**Action item:** Write out the data in full, exactly as shown.

[Data for this exercise — start]

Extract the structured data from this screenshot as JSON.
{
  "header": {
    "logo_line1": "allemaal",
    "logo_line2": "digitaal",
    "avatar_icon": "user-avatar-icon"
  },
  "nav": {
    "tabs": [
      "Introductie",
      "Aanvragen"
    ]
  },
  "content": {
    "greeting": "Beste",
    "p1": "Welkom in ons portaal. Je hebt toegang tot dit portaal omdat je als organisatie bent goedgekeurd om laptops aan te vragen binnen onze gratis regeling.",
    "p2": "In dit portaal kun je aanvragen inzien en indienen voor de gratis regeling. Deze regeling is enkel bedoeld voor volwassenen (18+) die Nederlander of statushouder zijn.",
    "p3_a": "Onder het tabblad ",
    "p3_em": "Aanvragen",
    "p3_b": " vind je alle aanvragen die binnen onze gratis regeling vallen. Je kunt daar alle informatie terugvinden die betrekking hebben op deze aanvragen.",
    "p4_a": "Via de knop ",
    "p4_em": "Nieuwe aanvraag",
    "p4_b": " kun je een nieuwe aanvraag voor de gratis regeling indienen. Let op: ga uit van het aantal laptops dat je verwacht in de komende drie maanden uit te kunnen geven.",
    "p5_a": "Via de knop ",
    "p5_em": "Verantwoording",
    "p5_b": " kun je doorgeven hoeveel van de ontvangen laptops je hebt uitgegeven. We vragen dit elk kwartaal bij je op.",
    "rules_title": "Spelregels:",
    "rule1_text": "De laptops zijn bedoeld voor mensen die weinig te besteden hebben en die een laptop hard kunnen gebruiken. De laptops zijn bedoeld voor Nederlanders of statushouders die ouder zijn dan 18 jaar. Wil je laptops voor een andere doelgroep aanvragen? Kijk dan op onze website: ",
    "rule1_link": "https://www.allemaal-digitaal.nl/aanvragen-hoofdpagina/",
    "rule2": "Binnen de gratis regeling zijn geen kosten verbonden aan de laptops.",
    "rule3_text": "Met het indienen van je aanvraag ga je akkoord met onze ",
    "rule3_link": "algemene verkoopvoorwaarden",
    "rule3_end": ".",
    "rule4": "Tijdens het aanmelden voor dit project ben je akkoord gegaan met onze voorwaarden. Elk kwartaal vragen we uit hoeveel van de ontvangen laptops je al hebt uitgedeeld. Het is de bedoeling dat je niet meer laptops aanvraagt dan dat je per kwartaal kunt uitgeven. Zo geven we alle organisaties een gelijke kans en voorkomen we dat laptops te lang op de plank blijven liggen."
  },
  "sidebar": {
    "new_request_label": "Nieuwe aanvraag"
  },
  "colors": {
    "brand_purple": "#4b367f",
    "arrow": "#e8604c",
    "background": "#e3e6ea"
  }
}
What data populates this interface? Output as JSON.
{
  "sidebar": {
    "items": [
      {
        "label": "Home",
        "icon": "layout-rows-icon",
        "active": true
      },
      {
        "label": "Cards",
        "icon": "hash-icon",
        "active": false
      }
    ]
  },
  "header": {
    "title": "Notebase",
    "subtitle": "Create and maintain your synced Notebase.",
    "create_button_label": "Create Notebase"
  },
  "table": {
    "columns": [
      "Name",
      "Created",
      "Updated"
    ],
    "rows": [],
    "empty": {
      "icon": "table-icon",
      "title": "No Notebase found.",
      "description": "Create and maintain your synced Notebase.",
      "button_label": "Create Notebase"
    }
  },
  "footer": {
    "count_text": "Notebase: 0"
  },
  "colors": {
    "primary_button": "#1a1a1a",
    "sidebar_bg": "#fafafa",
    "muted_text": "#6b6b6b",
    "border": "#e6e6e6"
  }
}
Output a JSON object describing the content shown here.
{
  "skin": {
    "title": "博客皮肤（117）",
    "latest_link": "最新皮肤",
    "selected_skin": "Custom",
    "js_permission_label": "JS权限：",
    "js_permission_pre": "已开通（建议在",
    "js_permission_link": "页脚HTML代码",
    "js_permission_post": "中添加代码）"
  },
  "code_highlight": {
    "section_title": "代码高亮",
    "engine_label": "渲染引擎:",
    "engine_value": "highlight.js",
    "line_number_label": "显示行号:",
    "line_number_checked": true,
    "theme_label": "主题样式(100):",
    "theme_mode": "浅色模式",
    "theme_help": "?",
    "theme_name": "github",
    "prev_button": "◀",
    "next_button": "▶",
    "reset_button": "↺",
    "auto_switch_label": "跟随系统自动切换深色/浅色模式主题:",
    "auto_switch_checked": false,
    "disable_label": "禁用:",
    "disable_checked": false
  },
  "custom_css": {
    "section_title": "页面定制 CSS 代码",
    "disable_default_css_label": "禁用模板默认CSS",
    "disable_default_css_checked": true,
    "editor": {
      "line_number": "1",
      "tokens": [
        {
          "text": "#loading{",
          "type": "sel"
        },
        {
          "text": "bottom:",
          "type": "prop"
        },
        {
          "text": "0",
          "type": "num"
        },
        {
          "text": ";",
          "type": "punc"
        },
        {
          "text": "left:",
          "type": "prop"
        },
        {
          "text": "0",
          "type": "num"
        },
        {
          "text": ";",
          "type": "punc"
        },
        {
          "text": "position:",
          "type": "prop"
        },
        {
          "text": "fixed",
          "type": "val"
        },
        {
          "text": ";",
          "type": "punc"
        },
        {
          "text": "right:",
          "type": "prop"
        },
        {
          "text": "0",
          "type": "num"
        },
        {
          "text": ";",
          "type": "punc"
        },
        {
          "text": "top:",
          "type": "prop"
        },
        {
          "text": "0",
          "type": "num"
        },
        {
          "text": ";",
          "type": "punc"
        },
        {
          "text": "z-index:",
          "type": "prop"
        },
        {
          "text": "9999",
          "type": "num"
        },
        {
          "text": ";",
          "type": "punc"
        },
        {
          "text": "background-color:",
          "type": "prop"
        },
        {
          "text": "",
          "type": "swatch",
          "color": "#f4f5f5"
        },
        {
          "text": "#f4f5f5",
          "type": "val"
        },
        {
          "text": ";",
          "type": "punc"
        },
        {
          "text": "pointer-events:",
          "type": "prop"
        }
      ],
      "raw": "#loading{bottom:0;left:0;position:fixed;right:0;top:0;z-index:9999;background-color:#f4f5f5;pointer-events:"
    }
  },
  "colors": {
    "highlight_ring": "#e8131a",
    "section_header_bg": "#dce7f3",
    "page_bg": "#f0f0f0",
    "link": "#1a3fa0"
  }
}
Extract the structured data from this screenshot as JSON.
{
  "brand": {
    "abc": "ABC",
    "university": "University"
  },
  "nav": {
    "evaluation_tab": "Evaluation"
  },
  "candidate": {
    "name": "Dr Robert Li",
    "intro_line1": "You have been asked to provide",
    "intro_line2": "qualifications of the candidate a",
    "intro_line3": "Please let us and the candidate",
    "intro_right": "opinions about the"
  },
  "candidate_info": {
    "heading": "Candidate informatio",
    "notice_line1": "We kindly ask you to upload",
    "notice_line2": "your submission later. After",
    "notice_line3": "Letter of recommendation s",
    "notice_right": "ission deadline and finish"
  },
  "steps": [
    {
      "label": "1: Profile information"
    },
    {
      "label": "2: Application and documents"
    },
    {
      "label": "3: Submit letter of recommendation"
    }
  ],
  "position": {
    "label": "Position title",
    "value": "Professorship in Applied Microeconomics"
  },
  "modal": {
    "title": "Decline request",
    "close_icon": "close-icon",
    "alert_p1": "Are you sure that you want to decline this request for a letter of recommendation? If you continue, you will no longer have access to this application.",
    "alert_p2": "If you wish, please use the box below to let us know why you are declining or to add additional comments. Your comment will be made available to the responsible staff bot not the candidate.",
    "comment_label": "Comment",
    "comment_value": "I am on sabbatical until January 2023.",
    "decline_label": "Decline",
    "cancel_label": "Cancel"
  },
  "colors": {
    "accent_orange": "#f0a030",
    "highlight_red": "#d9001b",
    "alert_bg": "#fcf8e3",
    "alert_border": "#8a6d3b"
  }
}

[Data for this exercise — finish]

**Written solution:**
Extract the structured data from this screenshot as JSON.
{
  "header": {
    "logo_line1": "allemaal",
    "logo_line2": "digitaal",
    "avatar_icon": "user-avatar-icon"
  },
  "nav": {
    "tabs": [
      "Introductie",
      "Aanvragen"
    ]
  },
  "content": {
    "greeting": "Beste",
    "p1": "Welkom in ons portaal. Je hebt toegang tot dit portaal omdat je als organisatie bent goedgekeurd om laptops aan te vragen binnen onze gratis regeling.",
    "p2": "In dit portaal kun je aanvragen inzien en indienen voor de gratis regeling. Deze regeling is enkel bedoeld voor volwassenen (18+) die Nederlander of statushouder zijn.",
    "p3_a": "Onder het tabblad ",
    "p3_em": "Aanvragen",
    "p3_b": " vind je alle aanvragen die binnen onze gratis regeling vallen. Je kunt daar alle informatie terugvinden die betrekking hebben op deze aanvragen.",
    "p4_a": "Via de knop ",
    "p4_em": "Nieuwe aanvraag",
    "p4_b": " kun je een nieuwe aanvraag voor de gratis regeling indienen. Let op: ga uit van het aantal laptops dat je verwacht in de komende drie maanden uit te kunnen geven.",
    "p5_a": "Via de knop ",
    "p5_em": "Verantwoording",
    "p5_b": " kun je doorgeven hoeveel van de ontvangen laptops je hebt uitgegeven. We vragen dit elk kwartaal bij je op.",
    "rules_title": "Spelregels:",
    "rule1_text": "De laptops zijn bedoeld voor mensen die weinig te besteden hebben en die een laptop hard kunnen gebruiken. De laptops zijn bedoeld voor Nederlanders of statushouders die ouder zijn dan 18 jaar. Wil je laptops voor een andere doelgroep aanvragen? Kijk dan op onze website: ",
    "rule1_link": "https://www.allemaal-digitaal.nl/aanvragen-hoofdpagina/",
    "rule2": "Binnen de gratis regeling zijn geen kosten verbonden aan de laptops.",
    "rule3_text": "Met het indienen van je aanvraag ga je akkoord met onze ",
    "rule3_link": "algemene verkoopvoorwaarden",
    "rule3_end": ".",
    "rule4": "Tijdens het aanmelden voor dit project ben je akkoord gegaan met onze voorwaarden. Elk kwartaal vragen we uit hoeveel van de ontvangen laptops je al hebt uitgedeeld. Het is de bedoeling dat je niet meer laptops aanvraagt dan dat je per kwartaal kunt uitgeven. Zo geven we alle organisaties een gelijke kans en voorkomen we dat laptops te lang op de plank blijven liggen."
  },
  "sidebar": {
    "new_request_label": "Nieuwe aanvraag"
  },
  "colors": {
    "brand_purple": "#4b367f",
    "arrow": "#e8604c",
    "background": "#e3e6ea"
  }
}
What data populates this interface? Output as JSON.
{
  "sidebar": {
    "items": [
      {
        "label": "Home",
        "icon": "layout-rows-icon",
        "active": true
      },
      {
        "label": "Cards",
        "icon": "hash-icon",
        "active": false
      }
    ]
  },
  "header": {
    "title": "Notebase",
    "subtitle": "Create and maintain your synced Notebase.",
    "create_button_label": "Create Notebase"
  },
  "table": {
    "columns": [
      "Name",
      "Created",
      "Updated"
    ],
    "rows": [],
    "empty": {
      "icon": "table-icon",
      "title": "No Notebase found.",
      "description": "Create and maintain your synced Notebase.",
      "button_label": "Create Notebase"
    }
  },
  "footer": {
    "count_text": "Notebase: 0"
  },
  "colors": {
    "primary_button": "#1a1a1a",
    "sidebar_bg": "#fafafa",
    "muted_text": "#6b6b6b",
    "border": "#e6e6e6"
  }
}
Output a JSON object describing the content shown here.
{
  "skin": {
    "title": "博客皮肤（117）",
    "latest_link": "最新皮肤",
    "selected_skin": "Custom",
    "js_permission_label": "JS权限：",
    "js_permission_pre": "已开通（建议在",
    "js_permission_link": "页脚HTML代码",
    "js_permission_post": "中添加代码）"
  },
  "code_highlight": {
    "section_title": "代码高亮",
    "engine_label": "渲染引擎:",
    "engine_value": "highlight.js",
    "line_number_label": "显示行号:",
    "line_number_checked": true,
    "theme_label": "主题样式(100):",
    "theme_mode": "浅色模式",
    "theme_help": "?",
    "theme_name": "github",
    "prev_button": "◀",
    "next_button": "▶",
    "reset_button": "↺",
    "auto_switch_label": "跟随系统自动切换深色/浅色模式主题:",
    "auto_switch_checked": false,
    "disable_label": "禁用:",
    "disable_checked": false
  },
  "custom_css": {
    "section_title": "页面定制 CSS 代码",
    "disable_default_css_label": "禁用模板默认CSS",
    "disable_default_css_checked": true,
    "editor": {
      "line_number": "1",
      "tokens": [
        {
          "text": "#loading{",
          "type": "sel"
        },
        {
          "text": "bottom:",
          "type": "prop"
        },
        {
          "text": "0",
          "type": "num"
        },
        {
          "text": ";",
          "type": "punc"
        },
        {
          "text": "left:",
          "type": "prop"
        },
        {
          "text": "0",
          "type": "num"
        },
        {
          "text": ";",
          "type": "punc"
        },
        {
          "text": "position:",
          "type": "prop"
        },
        {
          "text": "fixed",
          "type": "val"
        },
        {
          "text": ";",
          "type": "punc"
        },
        {
          "text": "right:",
          "type": "prop"
        },
        {
          "text": "0",
          "type": "num"
        },
        {
          "text": ";",
          "type": "punc"
        },
        {
          "text": "top:",
          "type": "prop"
        },
        {
          "text": "0",
          "type": "num"
        },
        {
          "text": ";",
          "type": "punc"
        },
        {
          "text": "z-index:",
          "type": "prop"
        },
        {
          "text": "9999",
          "type": "num"
        },
        {
          "text": ";",
          "type": "punc"
        },
        {
          "text": "background-color:",
          "type": "prop"
        },
        {
          "text": "",
          "type": "swatch",
          "color": "#f4f5f5"
        },
        {
          "text": "#f4f5f5",
          "type": "val"
        },
        {
          "text": ";",
          "type": "punc"
        },
        {
          "text": "pointer-events:",
          "type": "prop"
        }
      ],
      "raw": "#loading{bottom:0;left:0;position:fixed;right:0;top:0;z-index:9999;background-color:#f4f5f5;pointer-events:"
    }
  },
  "colors": {
    "highlight_ring": "#e8131a",
    "section_header_bg": "#dce7f3",
    "page_bg": "#f0f0f0",
    "link": "#1a3fa0"
  }
}
Extract the structured data from this screenshot as JSON.
{
  "brand": {
    "abc": "ABC",
    "university": "University"
  },
  "nav": {
    "evaluation_tab": "Evaluation"
  },
  "candidate": {
    "name": "Dr Robert Li",
    "intro_line1": "You have been asked to provide",
    "intro_line2": "qualifications of the candidate a",
    "intro_line3": "Please let us and the candidate",
    "intro_right": "opinions about the"
  },
  "candidate_info": {
    "heading": "Candidate informatio",
    "notice_line1": "We kindly ask you to upload",
    "notice_line2": "your submission later. After",
    "notice_line3": "Letter of recommendation s",
    "notice_right": "ission deadline and finish"
  },
  "steps": [
    {
      "label": "1: Profile information"
    },
    {
      "label": "2: Application and documents"
    },
    {
      "label": "3: Submit letter of recommendation"
    }
  ],
  "position": {
    "label": "Position title",
    "value": "Professorship in Applied Microeconomics"
  },
  "modal": {
    "title": "Decline request",
    "close_icon": "close-icon",
    "alert_p1": "Are you sure that you want to decline this request for a letter of recommendation? If you continue, you will no longer have access to this application.",
    "alert_p2": "If you wish, please use the box below to let us know why you are declining or to add additional comments. Your comment will be made available to the responsible staff bot not the candidate.",
    "comment_label": "Comment",
    "comment_value": "I am on sabbatical until January 2023.",
    "decline_label": "Decline",
    "cancel_label": "Cancel"
  },
  "colors": {
    "accent_orange": "#f0a030",
    "highlight_red": "#d9001b",
    "alert_bg": "#fcf8e3",
    "alert_border": "#8a6d3b"
  }
}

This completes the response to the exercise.